Thank You would have to be enough, and I would leave it at that. But of course I couldn't just leave it at that. If you know me you know I never can leave well enough alone. Besides, the Thank You was already printed on the card, and I could hardly just autograph the thing, could I now. (No, that was not really a question which is why I didn't use a question mark. Shush.)
I began by printing a few copies of the provided image so that I could play around with some ideas. Here's an early prototype:
Hey. Don't judge! Pro-toe-type. For me it's like brainstorming in 3D. And you have no idea how embarrassing it is for me to show it to you. But this post is supposed to be about sharing my process, so in the name of science... Oh, whatever. I was going for an old fashioned hand-painted photograph sort of look, but I ended up with Thorin wearing lipstick. (It's called Perfection and it comes in Pink!) Yeah...no. This one hit the bin rather quickly. Then I had to fish it out and take a picture of it for you. But then it went right back in the bin. You're welcome.

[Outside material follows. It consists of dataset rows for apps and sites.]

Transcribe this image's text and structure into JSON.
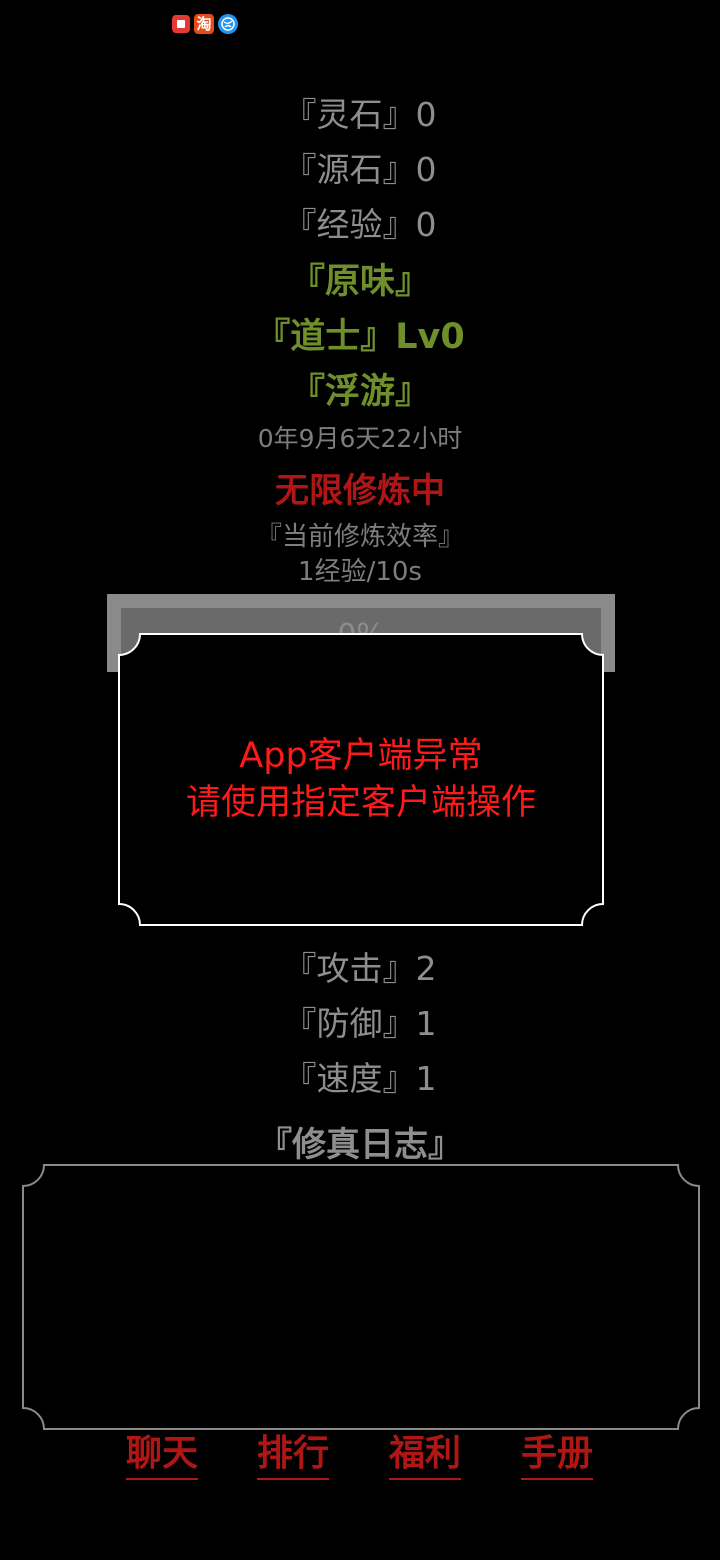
{
  "status_bar": {
    "icons": [
      "book-app-icon",
      "taobao-icon",
      "browser-globe-icon"
    ],
    "taobao_glyph": "淘"
  },
  "resources": {
    "spirit_stone": "『灵石』0",
    "source_stone": "『源石』0",
    "experience": "『经验』0"
  },
  "character": {
    "name": "『原味』",
    "profession": "『道士』Lv0",
    "realm": "『浮游』"
  },
  "age": "0年9月6天22小时",
  "cultivation_status": "无限修炼中",
  "efficiency": {
    "label": "『当前修炼效率』",
    "value": "1经验/10s"
  },
  "progress": {
    "percent": 0,
    "text": "0%"
  },
  "modal": {
    "line1": "App客户端异常",
    "line2": "请使用指定客户端操作"
  },
  "combat_stats": {
    "attack": "『攻击』2",
    "defense": "『防御』1",
    "speed": "『速度』1"
  },
  "log": {
    "title": "『修真日志』"
  },
  "nav": {
    "chat": "聊天",
    "ranking": "排行",
    "welfare": "福利",
    "manual": "手册"
  },
  "colors": {
    "background": "#000000",
    "gray_text": "#8e8e8e",
    "green_text": "#6f8f2a",
    "red_text": "#b01616",
    "alert_red": "#ff1a1a"
  }
}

I did finally come up with an idea I could live with. I'll just get to the pictures, shall I?
If you don't recognize a Hobbit door when you see one, is there any hope for humanity?
Now for the inside:

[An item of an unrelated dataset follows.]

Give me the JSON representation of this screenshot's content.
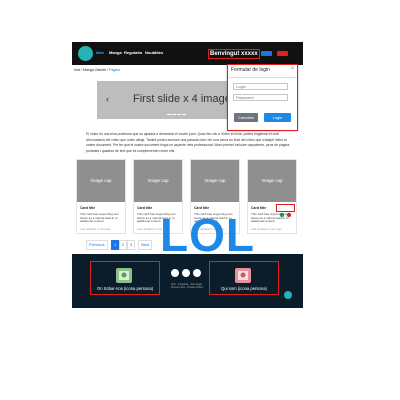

And, as long as I'm being honest, the back is my favorite part:
Once I had it finished, there were several back-and-forth moments where those little annoying voices in my head said,

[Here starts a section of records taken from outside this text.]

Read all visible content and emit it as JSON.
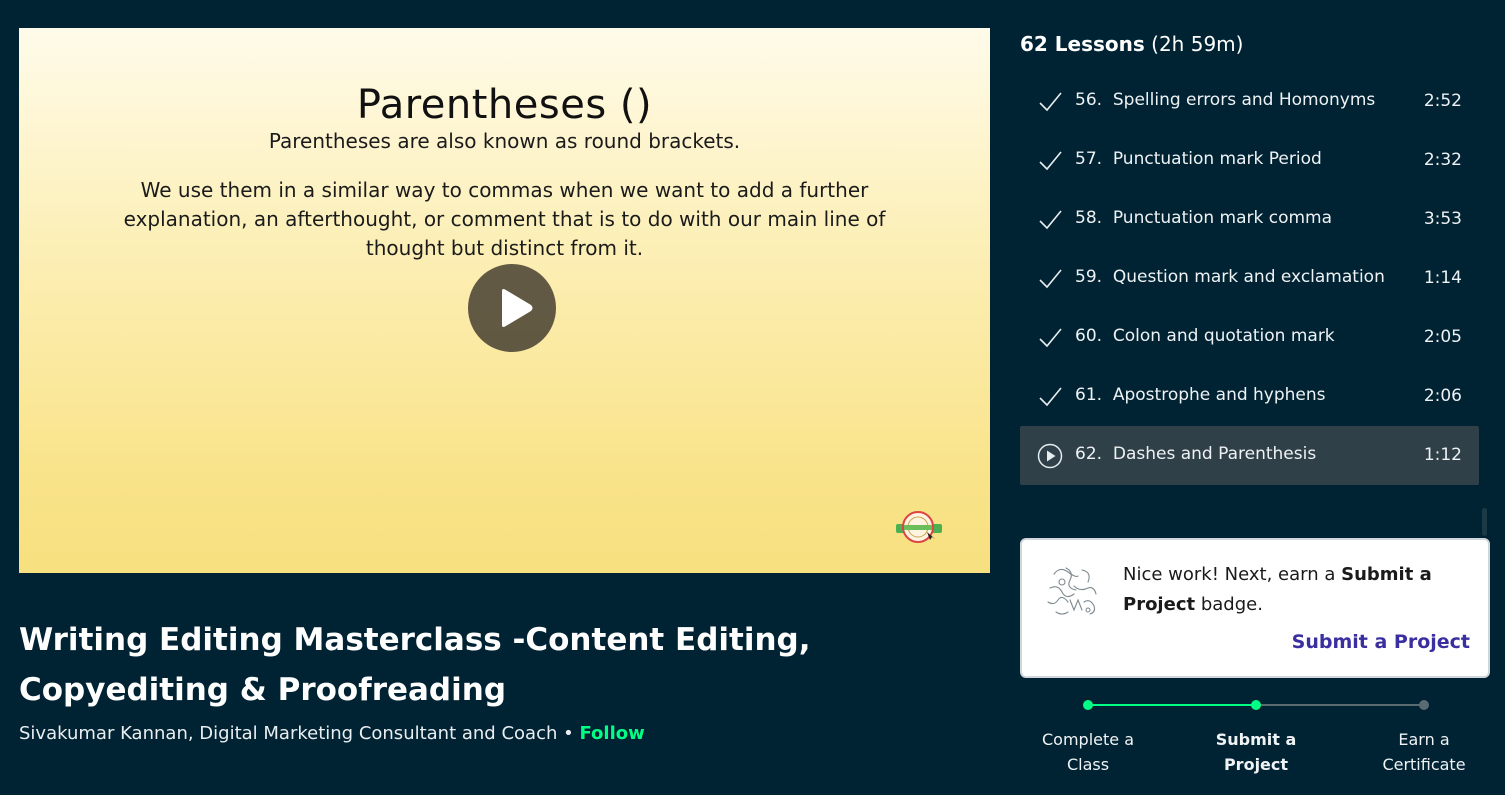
{
  "video": {
    "slide_title": "Parentheses ()",
    "slide_line1": "Parentheses are also known as round brackets.",
    "slide_line2": "We use them in a similar way to commas when we want to add a further explanation, an afterthought, or comment that is to do with our main line of thought but distinct from it.",
    "play_icon": "play-icon",
    "watermark_icon": "badge-logo-icon"
  },
  "class": {
    "title_line1": "Writing Editing Masterclass -Content Editing,",
    "title_line2": "Copyediting & Proofreading",
    "teacher": "Sivakumar Kannan, Digital Marketing Consultant and Coach",
    "separator": "•",
    "follow_label": "Follow"
  },
  "lessons": {
    "count_label": "62 Lessons",
    "duration_label": "(2h 59m)",
    "items": [
      {
        "number": "56.",
        "title": "Spelling errors and Homonyms",
        "duration": "2:52",
        "state": "completed"
      },
      {
        "number": "57.",
        "title": "Punctuation mark Period",
        "duration": "2:32",
        "state": "completed"
      },
      {
        "number": "58.",
        "title": "Punctuation mark comma",
        "duration": "3:53",
        "state": "completed"
      },
      {
        "number": "59.",
        "title": "Question mark and exclamation",
        "duration": "1:14",
        "state": "completed"
      },
      {
        "number": "60.",
        "title": "Colon and quotation mark",
        "duration": "2:05",
        "state": "completed"
      },
      {
        "number": "61.",
        "title": "Apostrophe and hyphens",
        "duration": "2:06",
        "state": "completed"
      },
      {
        "number": "62.",
        "title": "Dashes and Parenthesis",
        "duration": "1:12",
        "state": "playing"
      }
    ]
  },
  "project_card": {
    "msg_prefix": "Nice work! Next, earn a",
    "msg_bold": "Submit a Project",
    "msg_suffix": "badge.",
    "cta_label": "Submit a Project",
    "doodle_icon": "doodle-illustration-icon"
  },
  "progress": {
    "steps": [
      {
        "line1": "Complete a",
        "line2": "Class",
        "state": "done"
      },
      {
        "line1": "Submit a",
        "line2": "Project",
        "state": "current"
      },
      {
        "line1": "Earn a",
        "line2": "Certificate",
        "state": "todo"
      }
    ]
  },
  "colors": {
    "background": "#002333",
    "accent_green": "#00ff84",
    "active_lesson_bg": "#2f4048",
    "cta_purple": "#3a2fa0"
  }
}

"You aren't honestly going to send a cut and paste project to a movie star, are you?" "Um... yes?" "Seriously? You are such a dork." "I know. Shut up."
I finally got the niggling from my subconscious down to a dull roar and stuffed the card into an envelope to mail off to Janine.
Only to realize - I'd forgotten to put Gandalf's mark back on the door! *quelle horreur* You see, I'd remembered it the first time but somewhere in the middle of the lovely process pictured above, this had happened:
I can't even explain it. It was a definite Don Music moment. "What is life anyway?"
Actually, it was the glue. Which I continued to use because only in hindsight do you think of the perfect adhesive sitting in plain view five feet away on your other desk. No. In the midst of the creative moment you only see the stupid, wrong, paper-buckling glue that is right in front of you.
So I filed that bit in my Oval Office:
And then I had a panic moment where I realized I did not have any more of the red border paper and what was I going to do because I wanted it to look like bricks and that was as close as I could come and I'd already made a special trip to the store for the stupid brad for the doorknob and .... BREATHE, STACIE.
I found some more of the red paper. I had to take apart an origami Christmas decoration to get at it, and I had to iron a crease out of it, but I found it and I used it and it worked well enough, dangit. Even with that dumb glue that still made it buckle.
Anyway, back to the (nearly) finished card. I got it back out of the envelope (cutting through a Fort Knox of packing tape), scratched Gandalf's mark on it again with my magic staff silver pen and packed it up and sent it off before I could change my mind.
I have no idea where it is now. Unfortunately, when you release a creature like this out into the wild, there is no real way of tracking it. Which, all things considered, is probably a good thing. But my Second grade self still wants to know if it made it to The Lonely Mountain Richard's hands...
I bet you've been there too.
It's that place... You find yourself there when you realize you are spending too much time online, talking about things but not actually doing very much. Your days pass by in a bit of a blur, you spend a lot of time reading or listening to audio books, your head still feels fuzzy from the cold you're getting over, and one day you look at the snow blowing by outside your window and you say to the world, "WHAT?"
Or something like that.
I'll be back tomorrow to show you the card I made for Richard Armitage.